Reproduce the listing that follows in full. Omit its images.

## Records for this task
= Beginning of Section =
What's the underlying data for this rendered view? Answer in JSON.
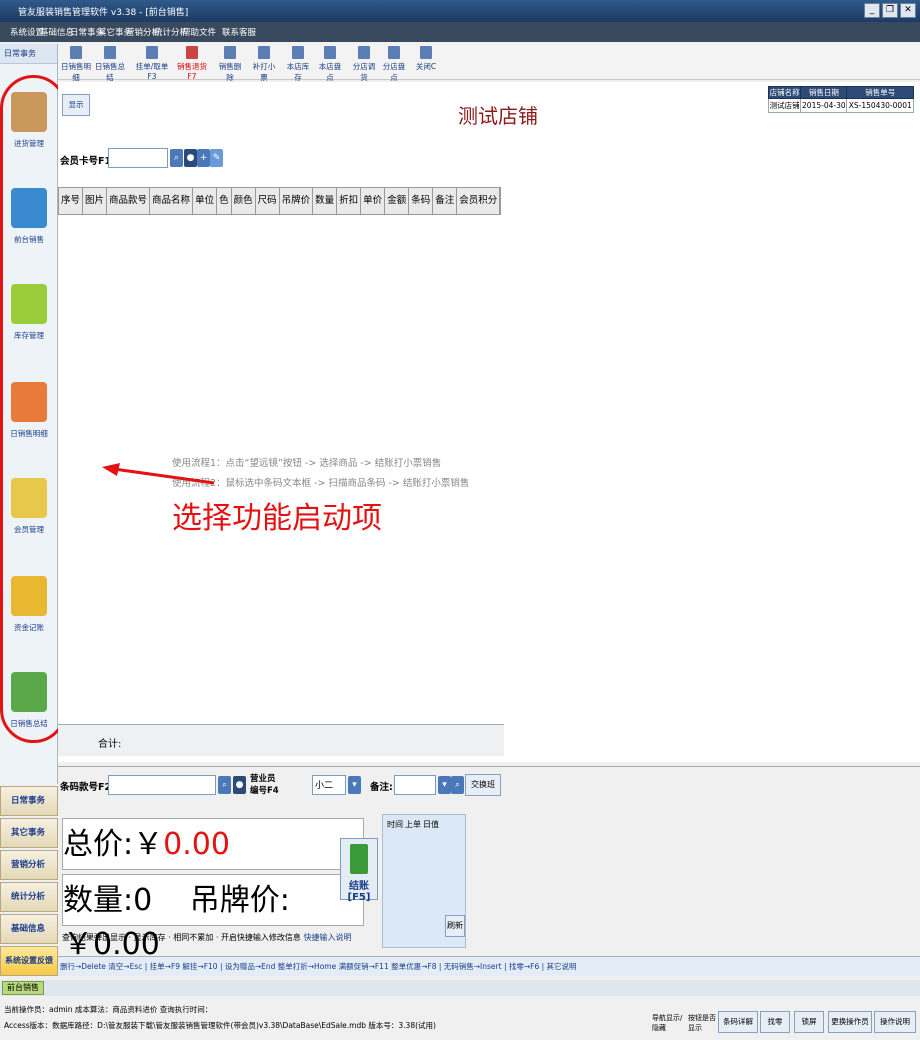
{
  "window": {
    "title": "管友服装销售管理软件 v3.38 - [前台销售]"
  },
  "menu": [
    "系统设置",
    "基础信息",
    "日常事务",
    "其它事务",
    "营销分析",
    "统计分析",
    "帮助文件",
    "联系客服"
  ],
  "toolbar": [
    "日销售明细",
    "日销售总结",
    "挂单/取单F3",
    "销售退货F7",
    "销售删除",
    "补打小票",
    "本店库存",
    "本店盘点",
    "分店调货",
    "分店盘点",
    "关闭C"
  ],
  "sidebar": {
    "header": "日常事务",
    "items": [
      "进货管理",
      "前台销售",
      "库存管理",
      "日销售明细",
      "会员管理",
      "资金记账",
      "日销售总结"
    ]
  },
  "header": {
    "show_btn": "显示",
    "shop_name": "测试店铺"
  },
  "info": {
    "headers": [
      "店铺名称",
      "销售日期",
      "销售单号"
    ],
    "shop": "测试店铺",
    "date": "2015-04-30",
    "order": "XS-150430-0001"
  },
  "member": {
    "label": "会员卡号F1:"
  },
  "grid": {
    "columns": [
      "序号",
      "图片",
      "商品款号",
      "商品名称",
      "单位",
      "色",
      "颜色",
      "尺码",
      "吊牌价",
      "数量",
      "折扣",
      "单价",
      "金额",
      "条码",
      "备注",
      "会员积分"
    ]
  },
  "hints": [
    "使用流程1：点击“望远镜”按钮 -> 选择商品 -> 结账打小票销售",
    "使用流程2：鼠标选中条码文本框 -> 扫描商品条码 -> 结账打小票销售"
  ],
  "annotation": "选择功能启动项",
  "totals": {
    "label": "合计:"
  },
  "entry": {
    "barcode_label": "条码款号F2:",
    "staff_label": "营业员编号F4",
    "staff_value": "小二",
    "remark_label": "备注:",
    "exchange": "交换班"
  },
  "summary": {
    "price_label": "总价:",
    "currency": "￥",
    "price_value": "0.00",
    "qty_label": "数量:",
    "qty_value": "0",
    "tag_label": "吊牌价:",
    "tag_value": "￥0.00"
  },
  "checkout": {
    "label": "结账[F5]"
  },
  "tabs": [
    "时间",
    "上单",
    "日值"
  ],
  "refresh": "刷新",
  "options": [
    "查询结果弹出显示",
    "显示库存",
    "相同不累加",
    "开启快捷输入修改信息",
    "快捷输入说明"
  ],
  "nav": [
    "日常事务",
    "其它事务",
    "营销分析",
    "统计分析",
    "基础信息",
    "系统设置反馈"
  ],
  "shortcuts": "删行→Delete 清空→Esc | 挂单→F9 解挂→F10 | 设为赠品→End 整单打折→Home 满额促销→F11 整单优惠→F8 | 无码销售→Insert | 找零→F6 | 其它说明",
  "bottom_tab": "前台销售",
  "status": {
    "line1": "当前操作员：admin  成本算法：商品资料进价  查询执行时间：",
    "line2": "Access版本：数据库路径：D:\\管友服装下载\\管友服装销售管理软件(带会员)v3.38\\DataBase\\EdSale.mdb  版本号：3.38(试用)"
  },
  "status_buttons": [
    "导航显示/隐藏",
    "按钮是否显示",
    "条码详解",
    "找零",
    "锁屏",
    "更换操作员",
    "操作说明"
  ]
}
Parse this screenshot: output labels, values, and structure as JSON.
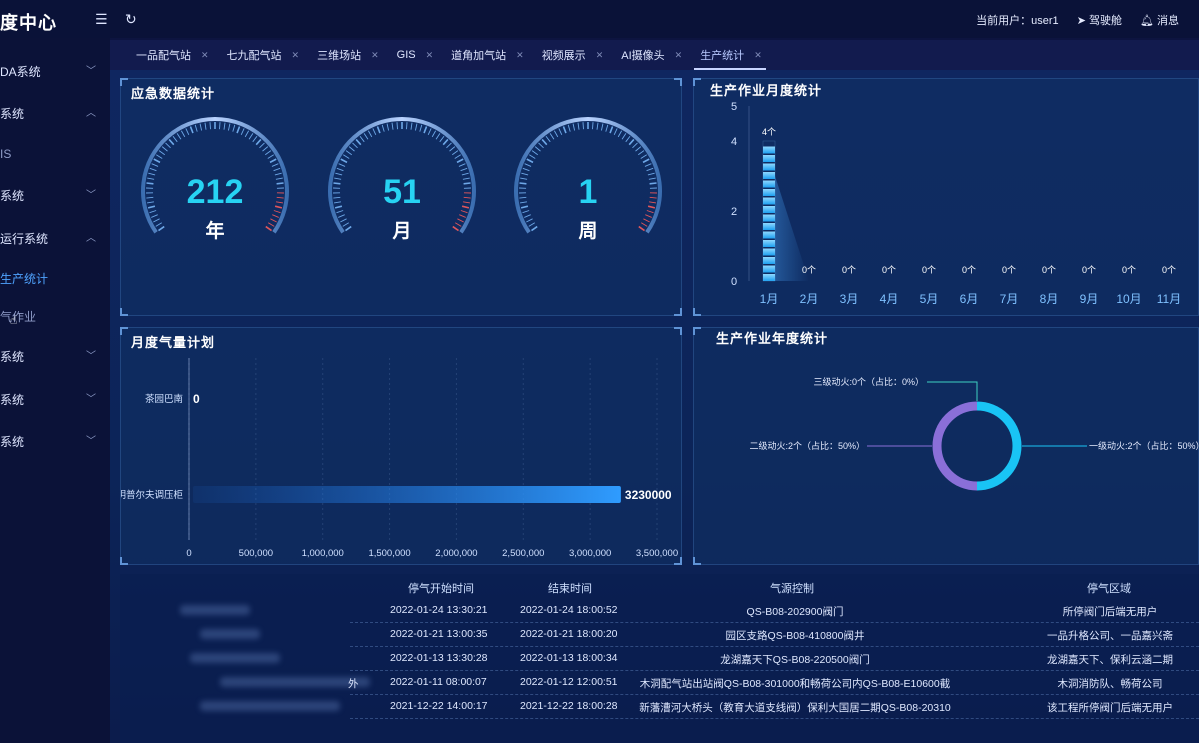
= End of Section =
## Output
What's the underlying data for this rendered view? Answer in JSON.
{
  "window": {
    "title": "管友服装销售管理软件 v3.38 - [前台销售]"
  },
  "menu": [
    "系统设置",
    "基础信息",
    "日常事务",
    "其它事务",
    "营销分析",
    "统计分析",
    "帮助文件",
    "联系客服"
  ],
  "toolbar": [
    "日销售明细",
    "日销售总结",
    "挂单/取单F3",
    "销售退货F7",
    "销售删除",
    "补打小票",
    "本店库存",
    "本店盘点",
    "分店调货",
    "分店盘点",
    "关闭C"
  ],
  "sidebar": {
    "header": "日常事务",
    "items": [
      "进货管理",
      "前台销售",
      "库存管理",
      "日销售明细",
      "会员管理",
      "资金记账",
      "日销售总结"
    ]
  },
  "header": {
    "show_btn": "显示",
    "shop_name": "测试店铺"
  },
  "info": {
    "headers": [
      "店铺名称",
      "销售日期",
      "销售单号"
    ],
    "shop": "测试店铺",
    "date": "2015-04-30",
    "order": "XS-150430-0001"
  },
  "member": {
    "label": "会员卡号F1:"
  },
  "grid": {
    "columns": [
      "序号",
      "图片",
      "商品款号",
      "商品名称",
      "单位",
      "色",
      "颜色",
      "尺码",
      "吊牌价",
      "数量",
      "折扣",
      "单价",
      "金额",
      "条码",
      "备注",
      "会员积分"
    ]
  },
  "hints": [
    "使用流程1：点击“望远镜”按钮 -> 选择商品 -> 结账打小票销售",
    "使用流程2：鼠标选中条码文本框 -> 扫描商品条码 -> 结账打小票销售"
  ],
  "annotation": "选择功能启动项",
  "totals": {
    "label": "合计:"
  },
  "entry": {
    "barcode_label": "条码款号F2:",
    "staff_label": "营业员编号F4",
    "staff_value": "小二",
    "remark_label": "备注:",
    "exchange": "交换班"
  },
  "summary": {
    "price_label": "总价:",
    "currency": "￥",
    "price_value": "0.00",
    "qty_label": "数量:",
    "qty_value": "0",
    "tag_label": "吊牌价:",
    "tag_value": "￥0.00"
  },
  "checkout": {
    "label": "结账[F5]"
  },
  "tabs": [
    "时间",
    "上单",
    "日值"
  ],
  "refresh": "刷新",
  "options": [
    "查询结果弹出显示",
    "显示库存",
    "相同不累加",
    "开启快捷输入修改信息",
    "快捷输入说明"
  ],
  "nav": [
    "日常事务",
    "其它事务",
    "营销分析",
    "统计分析",
    "基础信息",
    "系统设置反馈"
  ],
  "shortcuts": "删行→Delete 清空→Esc | 挂单→F9 解挂→F10 | 设为赠品→End 整单打折→Home 满额促销→F11 整单优惠→F8 | 无码销售→Insert | 找零→F6 | 其它说明",
  "bottom_tab": "前台销售",
  "status": {
    "line1": "当前操作员：admin  成本算法：商品资料进价  查询执行时间：",
    "line2": "Access版本：数据库路径：D:\\管友服装下载\\管友服装销售管理软件(带会员)v3.38\\DataBase\\EdSale.mdb  版本号：3.38(试用)"
  },
  "status_buttons": [
    "导航显示/隐藏",
    "按钮是否显示",
    "条码详解",
    "找零",
    "锁屏",
    "更换操作员",
    "操作说明"
  ]
}
Parse this screenshot: output labels, values, and structure as JSON.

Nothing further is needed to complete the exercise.